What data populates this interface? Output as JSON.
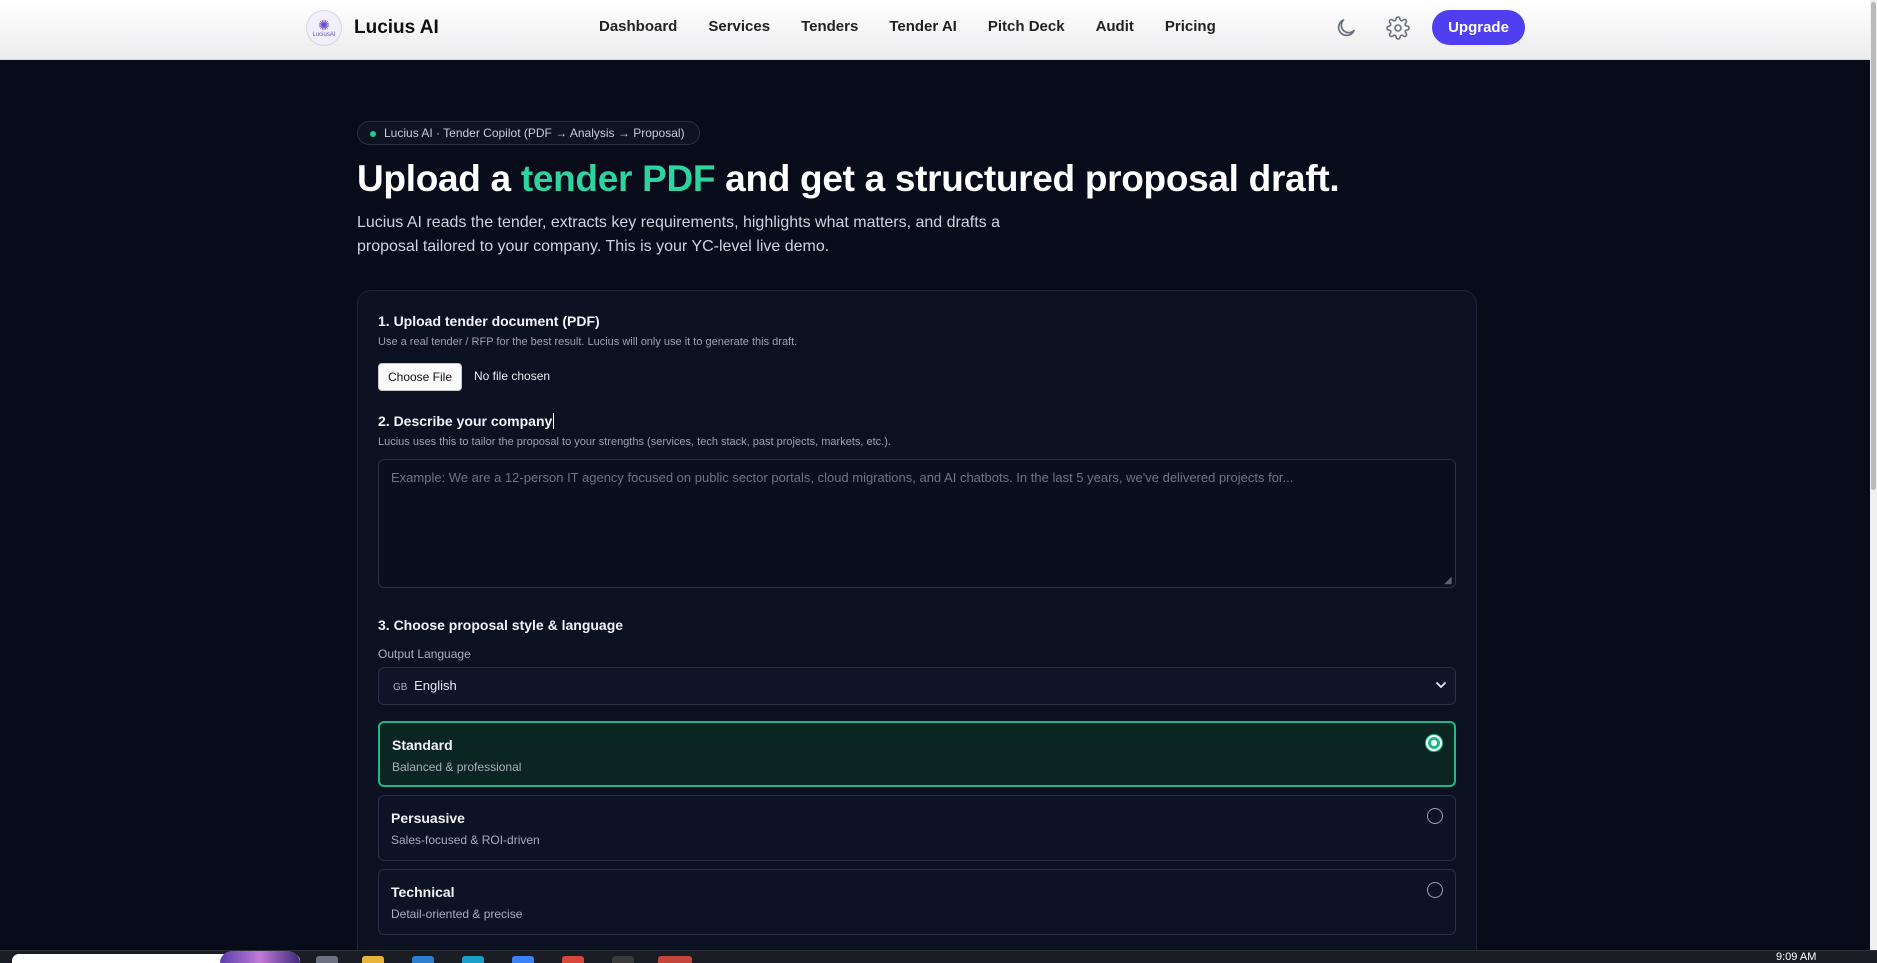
{
  "app": {
    "brand_name": "Lucius AI",
    "logo_text": "LuciusAI"
  },
  "nav": {
    "links": [
      "Dashboard",
      "Services",
      "Tenders",
      "Tender AI",
      "Pitch Deck",
      "Audit",
      "Pricing"
    ],
    "icons": [
      "moon-icon",
      "gear-icon"
    ],
    "upgrade_label": "Upgrade"
  },
  "hero": {
    "pill_text": "Lucius AI · Tender Copilot (PDF → Analysis → Proposal)",
    "title_before": "Upload a ",
    "title_accent": "tender PDF",
    "title_after": " and get a structured proposal draft.",
    "subtitle": "Lucius AI reads the tender, extracts key requirements, highlights what matters, and drafts a proposal tailored to your company. This is your YC-level live demo."
  },
  "form": {
    "step1": {
      "title": "1. Upload tender document (PDF)",
      "hint": "Use a real tender / RFP for the best result. Lucius will only use it to generate this draft.",
      "button_label": "Choose File",
      "file_status": "No file chosen"
    },
    "step2": {
      "title": "2. Describe your company",
      "hint": "Lucius uses this to tailor the proposal to your strengths (services, tech stack, past projects, markets, etc.).",
      "placeholder": "Example: We are a 12-person IT agency focused on public sector portals, cloud migrations, and AI chatbots. In the last 5 years, we've delivered projects for...",
      "value": ""
    },
    "step3": {
      "title": "3. Choose proposal style & language",
      "language_label": "Output Language",
      "language_flag": "GB",
      "language_value": "English",
      "styles": [
        {
          "name": "Standard",
          "desc": "Balanced & professional",
          "selected": true
        },
        {
          "name": "Persuasive",
          "desc": "Sales-focused & ROI-driven",
          "selected": false
        },
        {
          "name": "Technical",
          "desc": "Detail-oriented & precise",
          "selected": false
        }
      ]
    }
  },
  "taskbar": {
    "clock": "9:09 AM"
  },
  "colors": {
    "background": "#070b1a",
    "accent_green": "#2ed3a0",
    "upgrade_purple": "#4f3ff0",
    "selected_border": "#1fb784"
  }
}
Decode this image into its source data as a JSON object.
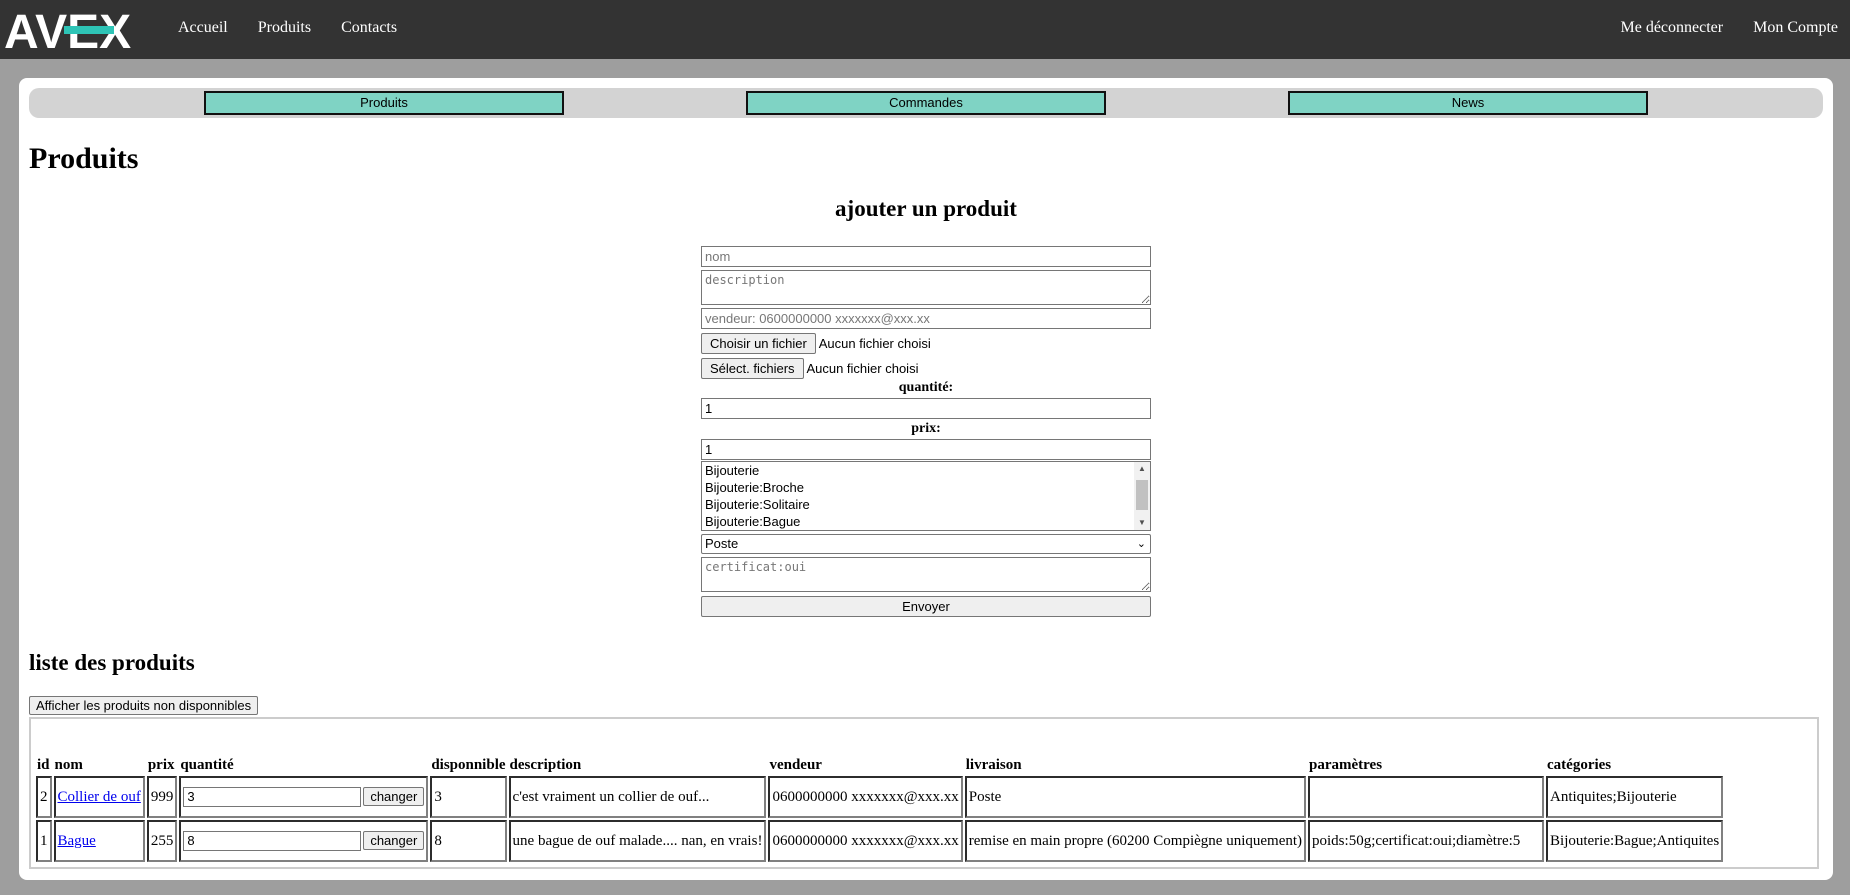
{
  "brand": {
    "logo_text": "AVEX"
  },
  "nav": {
    "left": [
      "Accueil",
      "Produits",
      "Contacts"
    ],
    "right": [
      "Me déconnecter",
      "Mon Compte"
    ]
  },
  "subnav": [
    "Produits",
    "Commandes",
    "News"
  ],
  "page_title": "Produits",
  "form": {
    "title": "ajouter un produit",
    "nom_placeholder": "nom",
    "description_placeholder": "description",
    "vendeur_placeholder": "vendeur: 0600000000 xxxxxxx@xxx.xx",
    "file1": {
      "button": "Choisir un fichier",
      "status": "Aucun fichier choisi"
    },
    "file2": {
      "button": "Sélect. fichiers",
      "status": "Aucun fichier choisi"
    },
    "quantite_label": "quantité:",
    "quantite_value": "1",
    "prix_label": "prix:",
    "prix_value": "1",
    "categories": [
      "Bijouterie",
      "Bijouterie:Broche",
      "Bijouterie:Solitaire",
      "Bijouterie:Bague"
    ],
    "livraison_selected": "Poste",
    "params_placeholder": "certificat:oui",
    "submit": "Envoyer"
  },
  "list": {
    "title": "liste des produits",
    "toggle_button": "Afficher les produits non disponnibles",
    "columns": [
      "id",
      "nom",
      "prix",
      "quantité",
      "disponnible",
      "description",
      "vendeur",
      "livraison",
      "paramètres",
      "catégories"
    ],
    "change_label": "changer",
    "rows": [
      {
        "id": "2",
        "nom": "Collier de ouf",
        "prix": "999",
        "quantite": "3",
        "disponnible": "3",
        "description": "c'est vraiment un collier de ouf...",
        "vendeur": "0600000000 xxxxxxx@xxx.xx",
        "livraison": "Poste",
        "parametres": "",
        "categories": "Antiquites;Bijouterie"
      },
      {
        "id": "1",
        "nom": "Bague",
        "prix": "255",
        "quantite": "8",
        "disponnible": "8",
        "description": "une bague de ouf malade.... nan, en vrais!",
        "vendeur": "0600000000 xxxxxxx@xxx.xx",
        "livraison": "remise en main propre (60200 Compiègne uniquement)",
        "parametres": "poids:50g;certificat:oui;diamètre:5",
        "categories": "Bijouterie:Bague;Antiquites"
      }
    ]
  },
  "colors": {
    "topbar": "#333333",
    "accent": "#7fd3c4",
    "logo_teal": "#2ec4b6"
  }
}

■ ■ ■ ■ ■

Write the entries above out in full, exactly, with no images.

Answer:
What data populates this interface? Output as JSON.
{
  "app": {
    "brand_name": "Lucius AI",
    "logo_text": "LuciusAI"
  },
  "nav": {
    "links": [
      "Dashboard",
      "Services",
      "Tenders",
      "Tender AI",
      "Pitch Deck",
      "Audit",
      "Pricing"
    ],
    "icons": [
      "moon-icon",
      "gear-icon"
    ],
    "upgrade_label": "Upgrade"
  },
  "hero": {
    "pill_text": "Lucius AI · Tender Copilot (PDF → Analysis → Proposal)",
    "title_before": "Upload a ",
    "title_accent": "tender PDF",
    "title_after": " and get a structured proposal draft.",
    "subtitle": "Lucius AI reads the tender, extracts key requirements, highlights what matters, and drafts a proposal tailored to your company. This is your YC-level live demo."
  },
  "form": {
    "step1": {
      "title": "1. Upload tender document (PDF)",
      "hint": "Use a real tender / RFP for the best result. Lucius will only use it to generate this draft.",
      "button_label": "Choose File",
      "file_status": "No file chosen"
    },
    "step2": {
      "title": "2. Describe your company",
      "hint": "Lucius uses this to tailor the proposal to your strengths (services, tech stack, past projects, markets, etc.).",
      "placeholder": "Example: We are a 12-person IT agency focused on public sector portals, cloud migrations, and AI chatbots. In the last 5 years, we've delivered projects for...",
      "value": ""
    },
    "step3": {
      "title": "3. Choose proposal style & language",
      "language_label": "Output Language",
      "language_flag": "GB",
      "language_value": "English",
      "styles": [
        {
          "name": "Standard",
          "desc": "Balanced & professional",
          "selected": true
        },
        {
          "name": "Persuasive",
          "desc": "Sales-focused & ROI-driven",
          "selected": false
        },
        {
          "name": "Technical",
          "desc": "Detail-oriented & precise",
          "selected": false
        }
      ]
    }
  },
  "taskbar": {
    "clock": "9:09 AM"
  },
  "colors": {
    "background": "#070b1a",
    "accent_green": "#2ed3a0",
    "upgrade_purple": "#4f3ff0",
    "selected_border": "#1fb784"
  }
}
Decode this image into its source data as a JSON object.
{
  "brand": {
    "logo_text": "AVEX"
  },
  "nav": {
    "left": [
      "Accueil",
      "Produits",
      "Contacts"
    ],
    "right": [
      "Me déconnecter",
      "Mon Compte"
    ]
  },
  "subnav": [
    "Produits",
    "Commandes",
    "News"
  ],
  "page_title": "Produits",
  "form": {
    "title": "ajouter un produit",
    "nom_placeholder": "nom",
    "description_placeholder": "description",
    "vendeur_placeholder": "vendeur: 0600000000 xxxxxxx@xxx.xx",
    "file1": {
      "button": "Choisir un fichier",
      "status": "Aucun fichier choisi"
    },
    "file2": {
      "button": "Sélect. fichiers",
      "status": "Aucun fichier choisi"
    },
    "quantite_label": "quantité:",
    "quantite_value": "1",
    "prix_label": "prix:",
    "prix_value": "1",
    "categories": [
      "Bijouterie",
      "Bijouterie:Broche",
      "Bijouterie:Solitaire",
      "Bijouterie:Bague"
    ],
    "livraison_selected": "Poste",
    "params_placeholder": "certificat:oui",
    "submit": "Envoyer"
  },
  "list": {
    "title": "liste des produits",
    "toggle_button": "Afficher les produits non disponnibles",
    "columns": [
      "id",
      "nom",
      "prix",
      "quantité",
      "disponnible",
      "description",
      "vendeur",
      "livraison",
      "paramètres",
      "catégories"
    ],
    "change_label": "changer",
    "rows": [
      {
        "id": "2",
        "nom": "Collier de ouf",
        "prix": "999",
        "quantite": "3",
        "disponnible": "3",
        "description": "c'est vraiment un collier de ouf...",
        "vendeur": "0600000000 xxxxxxx@xxx.xx",
        "livraison": "Poste",
        "parametres": "",
        "categories": "Antiquites;Bijouterie"
      },
      {
        "id": "1",
        "nom": "Bague",
        "prix": "255",
        "quantite": "8",
        "disponnible": "8",
        "description": "une bague de ouf malade.... nan, en vrais!",
        "vendeur": "0600000000 xxxxxxx@xxx.xx",
        "livraison": "remise en main propre (60200 Compiègne uniquement)",
        "parametres": "poids:50g;certificat:oui;diamètre:5",
        "categories": "Bijouterie:Bague;Antiquites"
      }
    ]
  },
  "colors": {
    "topbar": "#333333",
    "accent": "#7fd3c4",
    "logo_teal": "#2ec4b6"
  }
}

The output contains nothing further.